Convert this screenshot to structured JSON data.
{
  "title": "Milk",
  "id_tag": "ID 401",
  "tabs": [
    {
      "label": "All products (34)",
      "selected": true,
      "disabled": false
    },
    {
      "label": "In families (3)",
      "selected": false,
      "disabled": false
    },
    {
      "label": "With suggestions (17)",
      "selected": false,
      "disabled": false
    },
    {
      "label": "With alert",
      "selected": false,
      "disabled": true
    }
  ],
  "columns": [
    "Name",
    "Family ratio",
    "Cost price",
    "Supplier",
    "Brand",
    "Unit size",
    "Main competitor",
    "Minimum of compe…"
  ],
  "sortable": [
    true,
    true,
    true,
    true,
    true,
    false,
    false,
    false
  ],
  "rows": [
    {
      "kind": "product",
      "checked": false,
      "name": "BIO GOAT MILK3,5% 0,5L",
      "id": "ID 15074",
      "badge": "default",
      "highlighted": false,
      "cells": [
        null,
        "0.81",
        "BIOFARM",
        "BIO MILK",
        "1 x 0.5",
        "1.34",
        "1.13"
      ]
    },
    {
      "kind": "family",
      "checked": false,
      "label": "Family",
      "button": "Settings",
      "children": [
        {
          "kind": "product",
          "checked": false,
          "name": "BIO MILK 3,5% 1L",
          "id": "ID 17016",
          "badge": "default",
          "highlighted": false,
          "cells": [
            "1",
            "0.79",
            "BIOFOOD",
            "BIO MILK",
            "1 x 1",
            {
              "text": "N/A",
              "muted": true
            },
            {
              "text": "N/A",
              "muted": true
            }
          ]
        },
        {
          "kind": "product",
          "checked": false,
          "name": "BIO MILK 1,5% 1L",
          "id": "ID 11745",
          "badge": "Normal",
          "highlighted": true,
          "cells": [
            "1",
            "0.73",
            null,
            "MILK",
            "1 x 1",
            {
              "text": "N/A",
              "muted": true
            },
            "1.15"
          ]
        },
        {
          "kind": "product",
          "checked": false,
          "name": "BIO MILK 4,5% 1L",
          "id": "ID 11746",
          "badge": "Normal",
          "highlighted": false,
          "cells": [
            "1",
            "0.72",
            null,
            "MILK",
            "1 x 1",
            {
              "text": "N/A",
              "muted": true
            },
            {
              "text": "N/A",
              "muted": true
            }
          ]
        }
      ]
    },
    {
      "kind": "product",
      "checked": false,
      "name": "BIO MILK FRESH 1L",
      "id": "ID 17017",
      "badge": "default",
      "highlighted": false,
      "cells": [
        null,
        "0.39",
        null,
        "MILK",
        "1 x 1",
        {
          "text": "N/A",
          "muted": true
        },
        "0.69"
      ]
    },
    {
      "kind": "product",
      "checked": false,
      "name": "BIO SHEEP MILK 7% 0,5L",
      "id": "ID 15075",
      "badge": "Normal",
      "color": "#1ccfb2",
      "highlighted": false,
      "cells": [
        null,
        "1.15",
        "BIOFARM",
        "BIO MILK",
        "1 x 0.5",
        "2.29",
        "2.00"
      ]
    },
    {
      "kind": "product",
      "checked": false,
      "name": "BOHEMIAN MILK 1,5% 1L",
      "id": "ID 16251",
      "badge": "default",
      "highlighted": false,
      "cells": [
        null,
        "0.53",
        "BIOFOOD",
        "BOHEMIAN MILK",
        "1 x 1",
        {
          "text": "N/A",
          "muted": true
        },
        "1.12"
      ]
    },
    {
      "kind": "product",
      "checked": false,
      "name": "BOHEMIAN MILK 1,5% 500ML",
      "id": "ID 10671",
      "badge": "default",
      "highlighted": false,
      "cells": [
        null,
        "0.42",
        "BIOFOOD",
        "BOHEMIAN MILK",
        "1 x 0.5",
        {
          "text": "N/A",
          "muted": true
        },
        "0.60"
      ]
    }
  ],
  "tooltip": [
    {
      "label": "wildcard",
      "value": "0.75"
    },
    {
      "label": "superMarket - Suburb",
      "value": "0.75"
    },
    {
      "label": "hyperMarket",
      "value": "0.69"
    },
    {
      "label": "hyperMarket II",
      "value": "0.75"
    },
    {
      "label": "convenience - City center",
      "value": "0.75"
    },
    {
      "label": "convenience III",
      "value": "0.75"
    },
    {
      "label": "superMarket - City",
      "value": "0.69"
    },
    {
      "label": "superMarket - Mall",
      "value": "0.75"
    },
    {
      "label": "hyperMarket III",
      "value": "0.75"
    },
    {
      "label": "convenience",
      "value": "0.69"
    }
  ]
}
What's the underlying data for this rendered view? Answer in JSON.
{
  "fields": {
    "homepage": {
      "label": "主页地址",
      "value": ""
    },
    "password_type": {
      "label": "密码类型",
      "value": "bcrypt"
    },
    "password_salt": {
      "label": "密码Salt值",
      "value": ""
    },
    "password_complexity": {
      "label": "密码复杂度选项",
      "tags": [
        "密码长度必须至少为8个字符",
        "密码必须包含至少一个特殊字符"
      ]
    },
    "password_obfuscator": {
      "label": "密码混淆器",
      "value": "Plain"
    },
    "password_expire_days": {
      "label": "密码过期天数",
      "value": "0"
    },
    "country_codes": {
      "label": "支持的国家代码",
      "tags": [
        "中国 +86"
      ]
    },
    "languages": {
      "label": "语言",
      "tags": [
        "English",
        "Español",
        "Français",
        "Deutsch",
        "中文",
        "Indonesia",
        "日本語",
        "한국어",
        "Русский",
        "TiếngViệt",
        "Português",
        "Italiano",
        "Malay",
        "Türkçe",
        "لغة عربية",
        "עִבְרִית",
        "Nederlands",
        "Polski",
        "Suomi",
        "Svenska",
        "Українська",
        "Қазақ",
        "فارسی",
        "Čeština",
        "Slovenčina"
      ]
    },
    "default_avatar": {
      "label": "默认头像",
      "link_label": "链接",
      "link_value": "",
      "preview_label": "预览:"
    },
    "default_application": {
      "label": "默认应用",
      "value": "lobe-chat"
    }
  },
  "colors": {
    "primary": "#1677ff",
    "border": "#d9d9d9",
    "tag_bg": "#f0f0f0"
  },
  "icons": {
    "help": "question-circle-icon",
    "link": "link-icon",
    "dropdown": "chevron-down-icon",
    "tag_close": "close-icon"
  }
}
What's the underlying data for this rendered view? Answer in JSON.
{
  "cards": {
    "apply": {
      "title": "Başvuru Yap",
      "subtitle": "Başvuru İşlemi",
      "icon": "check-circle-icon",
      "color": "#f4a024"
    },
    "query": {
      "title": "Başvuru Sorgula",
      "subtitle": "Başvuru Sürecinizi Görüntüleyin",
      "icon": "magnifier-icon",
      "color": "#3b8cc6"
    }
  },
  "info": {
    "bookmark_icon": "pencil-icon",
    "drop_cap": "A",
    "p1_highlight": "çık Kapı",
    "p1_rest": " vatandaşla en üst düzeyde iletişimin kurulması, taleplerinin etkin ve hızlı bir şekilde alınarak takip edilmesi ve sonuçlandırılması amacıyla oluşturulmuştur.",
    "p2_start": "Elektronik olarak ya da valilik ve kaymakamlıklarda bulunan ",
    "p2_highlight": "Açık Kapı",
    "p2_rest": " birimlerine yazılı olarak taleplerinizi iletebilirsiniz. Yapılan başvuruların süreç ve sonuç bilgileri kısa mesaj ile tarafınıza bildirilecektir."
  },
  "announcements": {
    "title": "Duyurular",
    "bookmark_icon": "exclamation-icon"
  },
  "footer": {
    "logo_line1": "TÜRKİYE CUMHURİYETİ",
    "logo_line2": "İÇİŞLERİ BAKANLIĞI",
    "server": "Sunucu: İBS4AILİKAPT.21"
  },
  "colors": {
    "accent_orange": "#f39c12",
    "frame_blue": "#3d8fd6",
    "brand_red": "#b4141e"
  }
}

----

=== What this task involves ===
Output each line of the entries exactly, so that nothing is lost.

=== Response to this task ===
Convert this screenshot to structured JSON data.
{
  "title": "Milk",
  "id_tag": "ID 401",
  "tabs": [
    {
      "label": "All products (34)",
      "selected": true,
      "disabled": false
    },
    {
      "label": "In families (3)",
      "selected": false,
      "disabled": false
    },
    {
      "label": "With suggestions (17)",
      "selected": false,
      "disabled": false
    },
    {
      "label": "With alert",
      "selected": false,
      "disabled": true
    }
  ],
  "columns": [
    "Name",
    "Family ratio",
    "Cost price",
    "Supplier",
    "Brand",
    "Unit size",
    "Main competitor",
    "Minimum of compe…"
  ],
  "sortable": [
    true,
    true,
    true,
    true,
    true,
    false,
    false,
    false
  ],
  "rows": [
    {
      "kind": "product",
      "checked": false,
      "name": "BIO GOAT MILK3,5% 0,5L",
      "id": "ID 15074",
      "badge": "default",
      "highlighted": false,
      "cells": [
        null,
        "0.81",
        "BIOFARM",
        "BIO MILK",
        "1 x 0.5",
        "1.34",
        "1.13"
      ]
    },
    {
      "kind": "family",
      "checked": false,
      "label": "Family",
      "button": "Settings",
      "children": [
        {
          "kind": "product",
          "checked": false,
          "name": "BIO MILK 3,5% 1L",
          "id": "ID 17016",
          "badge": "default",
          "highlighted": false,
          "cells": [
            "1",
            "0.79",
            "BIOFOOD",
            "BIO MILK",
            "1 x 1",
            {
              "text": "N/A",
              "muted": true
            },
            {
              "text": "N/A",
              "muted": true
            }
          ]
        },
        {
          "kind": "product",
          "checked": false,
          "name": "BIO MILK 1,5% 1L",
          "id": "ID 11745",
          "badge": "Normal",
          "highlighted": true,
          "cells": [
            "1",
            "0.73",
            null,
            "MILK",
            "1 x 1",
            {
              "text": "N/A",
              "muted": true
            },
            "1.15"
          ]
        },
        {
          "kind": "product",
          "checked": false,
          "name": "BIO MILK 4,5% 1L",
          "id": "ID 11746",
          "badge": "Normal",
          "highlighted": false,
          "cells": [
            "1",
            "0.72",
            null,
            "MILK",
            "1 x 1",
            {
              "text": "N/A",
              "muted": true
            },
            {
              "text": "N/A",
              "muted": true
            }
          ]
        }
      ]
    },
    {
      "kind": "product",
      "checked": false,
      "name": "BIO MILK FRESH 1L",
      "id": "ID 17017",
      "badge": "default",
      "highlighted": false,
      "cells": [
        null,
        "0.39",
        null,
        "MILK",
        "1 x 1",
        {
          "text": "N/A",
          "muted": true
        },
        "0.69"
      ]
    },
    {
      "kind": "product",
      "checked": false,
      "name": "BIO SHEEP MILK 7% 0,5L",
      "id": "ID 15075",
      "badge": "Normal",
      "color": "#1ccfb2",
      "highlighted": false,
      "cells": [
        null,
        "1.15",
        "BIOFARM",
        "BIO MILK",
        "1 x 0.5",
        "2.29",
        "2.00"
      ]
    },
    {
      "kind": "product",
      "checked": false,
      "name": "BOHEMIAN MILK 1,5% 1L",
      "id": "ID 16251",
      "badge": "default",
      "highlighted": false,
      "cells": [
        null,
        "0.53",
        "BIOFOOD",
        "BOHEMIAN MILK",
        "1 x 1",
        {
          "text": "N/A",
          "muted": true
        },
        "1.12"
      ]
    },
    {
      "kind": "product",
      "checked": false,
      "name": "BOHEMIAN MILK 1,5% 500ML",
      "id": "ID 10671",
      "badge": "default",
      "highlighted": false,
      "cells": [
        null,
        "0.42",
        "BIOFOOD",
        "BOHEMIAN MILK",
        "1 x 0.5",
        {
          "text": "N/A",
          "muted": true
        },
        "0.60"
      ]
    }
  ],
  "tooltip": [
    {
      "label": "wildcard",
      "value": "0.75"
    },
    {
      "label": "superMarket - Suburb",
      "value": "0.75"
    },
    {
      "label": "hyperMarket",
      "value": "0.69"
    },
    {
      "label": "hyperMarket II",
      "value": "0.75"
    },
    {
      "label": "convenience - City center",
      "value": "0.75"
    },
    {
      "label": "convenience III",
      "value": "0.75"
    },
    {
      "label": "superMarket - City",
      "value": "0.69"
    },
    {
      "label": "superMarket - Mall",
      "value": "0.75"
    },
    {
      "label": "hyperMarket III",
      "value": "0.75"
    },
    {
      "label": "convenience",
      "value": "0.69"
    }
  ]
}
What's the underlying data for this rendered view? Answer in JSON.
{
  "fields": {
    "homepage": {
      "label": "主页地址",
      "value": ""
    },
    "password_type": {
      "label": "密码类型",
      "value": "bcrypt"
    },
    "password_salt": {
      "label": "密码Salt值",
      "value": ""
    },
    "password_complexity": {
      "label": "密码复杂度选项",
      "tags": [
        "密码长度必须至少为8个字符",
        "密码必须包含至少一个特殊字符"
      ]
    },
    "password_obfuscator": {
      "label": "密码混淆器",
      "value": "Plain"
    },
    "password_expire_days": {
      "label": "密码过期天数",
      "value": "0"
    },
    "country_codes": {
      "label": "支持的国家代码",
      "tags": [
        "中国 +86"
      ]
    },
    "languages": {
      "label": "语言",
      "tags": [
        "English",
        "Español",
        "Français",
        "Deutsch",
        "中文",
        "Indonesia",
        "日本語",
        "한국어",
        "Русский",
        "TiếngViệt",
        "Português",
        "Italiano",
        "Malay",
        "Türkçe",
        "لغة عربية",
        "עִבְרִית",
        "Nederlands",
        "Polski",
        "Suomi",
        "Svenska",
        "Українська",
        "Қазақ",
        "فارسی",
        "Čeština",
        "Slovenčina"
      ]
    },
    "default_avatar": {
      "label": "默认头像",
      "link_label": "链接",
      "link_value": "",
      "preview_label": "预览:"
    },
    "default_application": {
      "label": "默认应用",
      "value": "lobe-chat"
    }
  },
  "colors": {
    "primary": "#1677ff",
    "border": "#d9d9d9",
    "tag_bg": "#f0f0f0"
  },
  "icons": {
    "help": "question-circle-icon",
    "link": "link-icon",
    "dropdown": "chevron-down-icon",
    "tag_close": "close-icon"
  }
}
What's the underlying data for this rendered view? Answer in JSON.
{
  "cards": {
    "apply": {
      "title": "Başvuru Yap",
      "subtitle": "Başvuru İşlemi",
      "icon": "check-circle-icon",
      "color": "#f4a024"
    },
    "query": {
      "title": "Başvuru Sorgula",
      "subtitle": "Başvuru Sürecinizi Görüntüleyin",
      "icon": "magnifier-icon",
      "color": "#3b8cc6"
    }
  },
  "info": {
    "bookmark_icon": "pencil-icon",
    "drop_cap": "A",
    "p1_highlight": "çık Kapı",
    "p1_rest": " vatandaşla en üst düzeyde iletişimin kurulması, taleplerinin etkin ve hızlı bir şekilde alınarak takip edilmesi ve sonuçlandırılması amacıyla oluşturulmuştur.",
    "p2_start": "Elektronik olarak ya da valilik ve kaymakamlıklarda bulunan ",
    "p2_highlight": "Açık Kapı",
    "p2_rest": " birimlerine yazılı olarak taleplerinizi iletebilirsiniz. Yapılan başvuruların süreç ve sonuç bilgileri kısa mesaj ile tarafınıza bildirilecektir."
  },
  "announcements": {
    "title": "Duyurular",
    "bookmark_icon": "exclamation-icon"
  },
  "footer": {
    "logo_line1": "TÜRKİYE CUMHURİYETİ",
    "logo_line2": "İÇİŞLERİ BAKANLIĞI",
    "server": "Sunucu: İBS4AILİKAPT.21"
  },
  "colors": {
    "accent_orange": "#f39c12",
    "frame_blue": "#3d8fd6",
    "brand_red": "#b4141e"
  }
}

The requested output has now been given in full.